Stored records:

Content starts

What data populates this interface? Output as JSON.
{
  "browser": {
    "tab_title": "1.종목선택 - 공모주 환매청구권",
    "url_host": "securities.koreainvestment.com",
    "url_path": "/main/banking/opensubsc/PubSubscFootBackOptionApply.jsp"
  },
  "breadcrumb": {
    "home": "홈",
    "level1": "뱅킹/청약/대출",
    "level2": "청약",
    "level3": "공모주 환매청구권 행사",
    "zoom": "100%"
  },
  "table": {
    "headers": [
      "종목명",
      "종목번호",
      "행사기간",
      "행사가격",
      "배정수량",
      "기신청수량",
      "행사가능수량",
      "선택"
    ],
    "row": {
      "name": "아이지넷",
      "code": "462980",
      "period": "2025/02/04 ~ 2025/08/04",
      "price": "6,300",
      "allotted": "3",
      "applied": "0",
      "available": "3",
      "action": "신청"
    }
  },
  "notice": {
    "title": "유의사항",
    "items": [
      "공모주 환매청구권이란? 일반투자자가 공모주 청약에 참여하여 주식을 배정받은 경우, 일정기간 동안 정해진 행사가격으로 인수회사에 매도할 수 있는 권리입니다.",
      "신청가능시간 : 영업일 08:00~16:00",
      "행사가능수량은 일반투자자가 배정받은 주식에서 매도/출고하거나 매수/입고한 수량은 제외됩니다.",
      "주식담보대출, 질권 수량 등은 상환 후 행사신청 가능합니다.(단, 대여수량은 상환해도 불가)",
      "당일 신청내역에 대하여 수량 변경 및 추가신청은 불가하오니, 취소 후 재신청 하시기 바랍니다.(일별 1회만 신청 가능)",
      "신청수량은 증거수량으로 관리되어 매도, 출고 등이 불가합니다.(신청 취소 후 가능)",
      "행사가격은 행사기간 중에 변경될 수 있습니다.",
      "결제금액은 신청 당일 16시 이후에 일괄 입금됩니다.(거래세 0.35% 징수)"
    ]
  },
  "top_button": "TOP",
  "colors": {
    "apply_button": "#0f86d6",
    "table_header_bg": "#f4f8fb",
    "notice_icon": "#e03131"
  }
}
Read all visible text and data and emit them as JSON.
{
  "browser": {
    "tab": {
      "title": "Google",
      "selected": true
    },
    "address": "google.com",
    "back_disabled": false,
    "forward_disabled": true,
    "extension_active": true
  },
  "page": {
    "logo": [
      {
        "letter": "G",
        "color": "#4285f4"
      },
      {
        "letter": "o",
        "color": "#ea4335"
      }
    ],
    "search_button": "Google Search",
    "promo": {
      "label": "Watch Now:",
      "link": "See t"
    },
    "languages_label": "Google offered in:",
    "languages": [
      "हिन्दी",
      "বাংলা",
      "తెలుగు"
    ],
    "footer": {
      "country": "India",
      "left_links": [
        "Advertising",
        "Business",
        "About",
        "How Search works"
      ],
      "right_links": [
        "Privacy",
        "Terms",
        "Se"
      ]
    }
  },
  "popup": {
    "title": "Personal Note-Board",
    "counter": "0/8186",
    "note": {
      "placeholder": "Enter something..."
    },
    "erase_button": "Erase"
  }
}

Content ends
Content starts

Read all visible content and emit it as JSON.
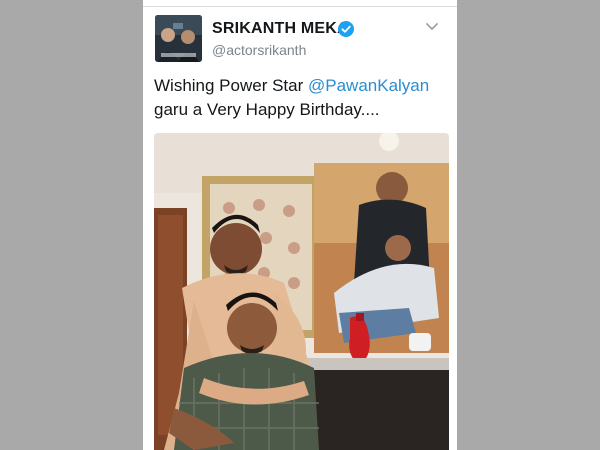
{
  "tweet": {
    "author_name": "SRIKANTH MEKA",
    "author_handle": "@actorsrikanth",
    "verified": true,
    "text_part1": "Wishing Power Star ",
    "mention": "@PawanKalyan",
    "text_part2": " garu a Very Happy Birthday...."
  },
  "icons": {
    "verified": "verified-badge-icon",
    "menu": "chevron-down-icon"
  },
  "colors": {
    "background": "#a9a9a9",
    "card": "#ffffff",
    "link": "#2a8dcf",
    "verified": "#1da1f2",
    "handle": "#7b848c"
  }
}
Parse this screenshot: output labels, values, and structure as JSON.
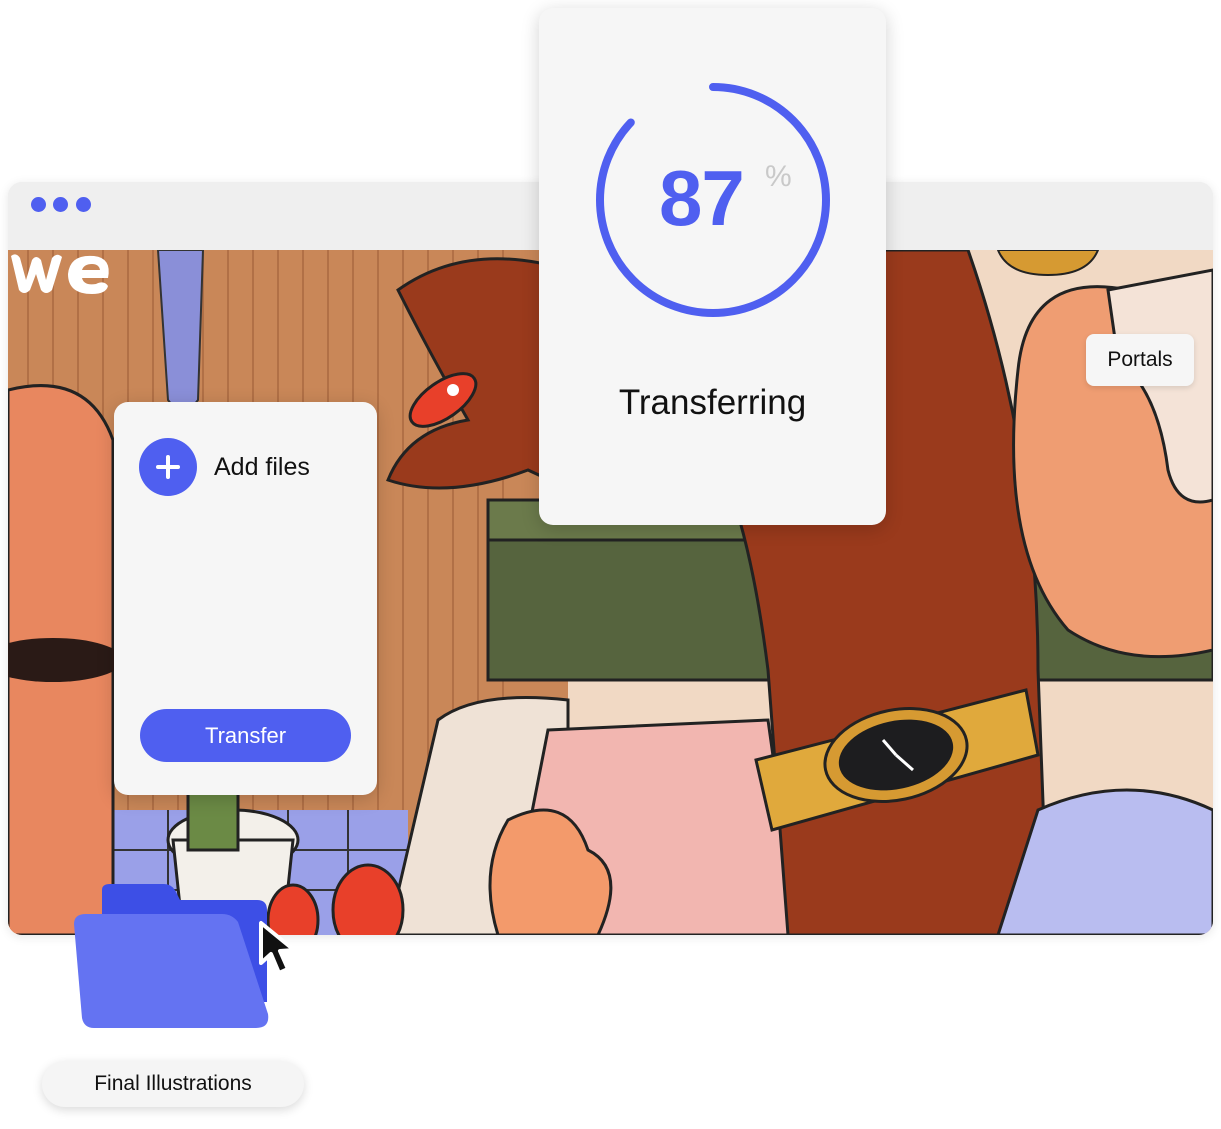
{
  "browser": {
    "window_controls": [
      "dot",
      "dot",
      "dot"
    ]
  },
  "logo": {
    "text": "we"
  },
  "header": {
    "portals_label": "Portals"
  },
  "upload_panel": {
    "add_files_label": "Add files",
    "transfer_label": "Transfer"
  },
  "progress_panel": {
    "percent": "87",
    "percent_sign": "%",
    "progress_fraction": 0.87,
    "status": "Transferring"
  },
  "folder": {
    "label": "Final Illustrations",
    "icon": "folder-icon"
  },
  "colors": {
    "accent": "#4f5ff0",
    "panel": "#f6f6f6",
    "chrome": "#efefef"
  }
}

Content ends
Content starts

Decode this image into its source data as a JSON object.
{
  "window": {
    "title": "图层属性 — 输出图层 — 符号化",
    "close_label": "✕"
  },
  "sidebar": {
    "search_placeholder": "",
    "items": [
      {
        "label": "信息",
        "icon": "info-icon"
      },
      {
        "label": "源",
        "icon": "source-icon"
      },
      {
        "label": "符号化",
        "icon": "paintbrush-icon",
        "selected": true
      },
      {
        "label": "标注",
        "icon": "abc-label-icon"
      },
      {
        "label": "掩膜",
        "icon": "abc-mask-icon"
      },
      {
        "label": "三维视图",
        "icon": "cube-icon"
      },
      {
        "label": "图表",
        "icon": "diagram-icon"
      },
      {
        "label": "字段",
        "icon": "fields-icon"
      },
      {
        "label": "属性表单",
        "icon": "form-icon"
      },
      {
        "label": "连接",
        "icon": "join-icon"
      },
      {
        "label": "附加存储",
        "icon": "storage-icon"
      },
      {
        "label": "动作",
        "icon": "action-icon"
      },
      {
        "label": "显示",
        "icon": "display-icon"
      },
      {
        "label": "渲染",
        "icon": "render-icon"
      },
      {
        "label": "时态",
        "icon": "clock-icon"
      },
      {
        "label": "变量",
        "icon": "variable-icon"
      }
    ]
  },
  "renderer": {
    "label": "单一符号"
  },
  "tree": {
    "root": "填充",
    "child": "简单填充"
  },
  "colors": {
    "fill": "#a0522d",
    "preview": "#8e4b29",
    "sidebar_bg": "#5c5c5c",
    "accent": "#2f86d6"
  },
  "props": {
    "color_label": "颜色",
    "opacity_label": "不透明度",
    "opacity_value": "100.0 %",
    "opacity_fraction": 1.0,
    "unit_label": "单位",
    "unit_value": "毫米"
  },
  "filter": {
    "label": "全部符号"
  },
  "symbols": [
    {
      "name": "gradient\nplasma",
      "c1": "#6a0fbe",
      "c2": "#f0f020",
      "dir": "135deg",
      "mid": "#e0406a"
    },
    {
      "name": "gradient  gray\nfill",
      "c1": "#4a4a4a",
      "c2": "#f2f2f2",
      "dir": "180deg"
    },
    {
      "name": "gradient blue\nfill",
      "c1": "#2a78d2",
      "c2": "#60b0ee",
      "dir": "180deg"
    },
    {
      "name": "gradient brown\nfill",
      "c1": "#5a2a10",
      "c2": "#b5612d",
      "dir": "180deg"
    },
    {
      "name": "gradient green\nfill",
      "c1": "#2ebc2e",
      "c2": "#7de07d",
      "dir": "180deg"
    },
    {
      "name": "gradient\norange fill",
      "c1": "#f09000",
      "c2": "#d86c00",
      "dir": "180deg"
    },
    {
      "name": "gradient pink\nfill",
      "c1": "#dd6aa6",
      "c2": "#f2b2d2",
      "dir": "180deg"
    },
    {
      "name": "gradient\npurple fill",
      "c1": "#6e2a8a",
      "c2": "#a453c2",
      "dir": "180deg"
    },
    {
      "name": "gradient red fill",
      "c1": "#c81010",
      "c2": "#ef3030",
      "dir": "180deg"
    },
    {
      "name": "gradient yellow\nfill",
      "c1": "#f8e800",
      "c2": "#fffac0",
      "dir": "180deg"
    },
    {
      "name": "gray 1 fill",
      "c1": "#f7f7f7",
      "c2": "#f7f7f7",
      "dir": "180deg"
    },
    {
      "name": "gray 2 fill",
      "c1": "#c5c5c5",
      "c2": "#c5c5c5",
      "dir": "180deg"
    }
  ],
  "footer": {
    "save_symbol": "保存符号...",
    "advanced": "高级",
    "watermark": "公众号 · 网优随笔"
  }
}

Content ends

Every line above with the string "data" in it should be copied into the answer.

_Exercise answer_.
What data populates this interface? Output as JSON.
Read all visible text and data and emit them as JSON.
Decode this image into its source data as a JSON object.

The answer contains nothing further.